(Stored dataset items)
= Beginning of Section =

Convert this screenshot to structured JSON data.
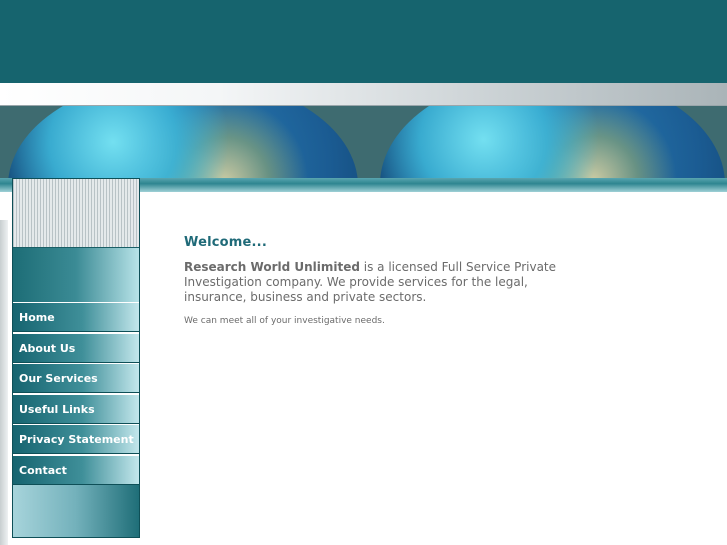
{
  "nav": {
    "items": [
      {
        "label": "Home"
      },
      {
        "label": "About Us"
      },
      {
        "label": "Our Services"
      },
      {
        "label": "Useful Links"
      },
      {
        "label": "Privacy Statement"
      },
      {
        "label": "Contact"
      }
    ]
  },
  "content": {
    "title": "Welcome...",
    "company_name": "Research World Unlimited",
    "intro_rest": " is a licensed Full Service Private Investigation company. We provide services for the legal, insurance, business and private sectors.",
    "note": "We can meet all of your investigative needs."
  },
  "colors": {
    "header_teal": "#16646e",
    "title_teal": "#1f6a78",
    "body_text": "#6b6b6b"
  }
}
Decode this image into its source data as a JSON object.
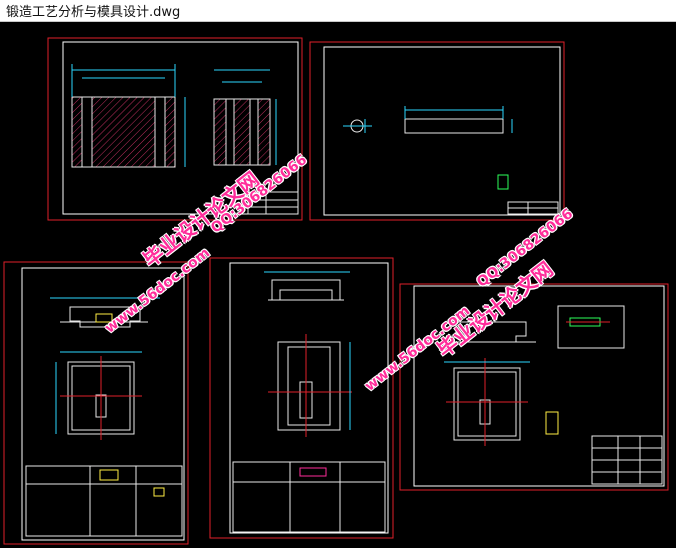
{
  "window": {
    "title": "锻造工艺分析与模具设计.dwg"
  },
  "colors": {
    "canvas": "#000000",
    "sheet_border": "#e0202a",
    "frame": "#ffffff",
    "drawing": "#e8e8e8",
    "dimension": "#2bd7ff",
    "hatch": "#c03060",
    "note": "#2cff5a",
    "title_text": "#ffee44",
    "watermark": "#ff2d9a"
  },
  "watermarks": [
    {
      "text": "毕业设计论文网"
    },
    {
      "text": "www.56doc.com"
    },
    {
      "text": "QQ:306826066"
    },
    {
      "text": "毕业设计论文网"
    },
    {
      "text": "www.56doc.com"
    },
    {
      "text": "QQ:306826066"
    }
  ]
}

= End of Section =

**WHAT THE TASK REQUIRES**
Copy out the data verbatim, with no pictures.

**FINISHED EXERCISE**
Convert this screenshot to structured JSON data.
{
  "nav": {
    "items": [
      {
        "label": "Home"
      },
      {
        "label": "About Us"
      },
      {
        "label": "Our Services"
      },
      {
        "label": "Useful Links"
      },
      {
        "label": "Privacy Statement"
      },
      {
        "label": "Contact"
      }
    ]
  },
  "content": {
    "title": "Welcome...",
    "company_name": "Research World Unlimited",
    "intro_rest": " is a licensed Full Service Private Investigation company. We provide services for the legal, insurance, business and private sectors.",
    "note": "We can meet all of your investigative needs."
  },
  "colors": {
    "header_teal": "#16646e",
    "title_teal": "#1f6a78",
    "body_text": "#6b6b6b"
  }
}
Decode this image into its source data as a JSON object.
{
  "window": {
    "title": "锻造工艺分析与模具设计.dwg"
  },
  "colors": {
    "canvas": "#000000",
    "sheet_border": "#e0202a",
    "frame": "#ffffff",
    "drawing": "#e8e8e8",
    "dimension": "#2bd7ff",
    "hatch": "#c03060",
    "note": "#2cff5a",
    "title_text": "#ffee44",
    "watermark": "#ff2d9a"
  },
  "watermarks": [
    {
      "text": "毕业设计论文网"
    },
    {
      "text": "www.56doc.com"
    },
    {
      "text": "QQ:306826066"
    },
    {
      "text": "毕业设计论文网"
    },
    {
      "text": "www.56doc.com"
    },
    {
      "text": "QQ:306826066"
    }
  ]
}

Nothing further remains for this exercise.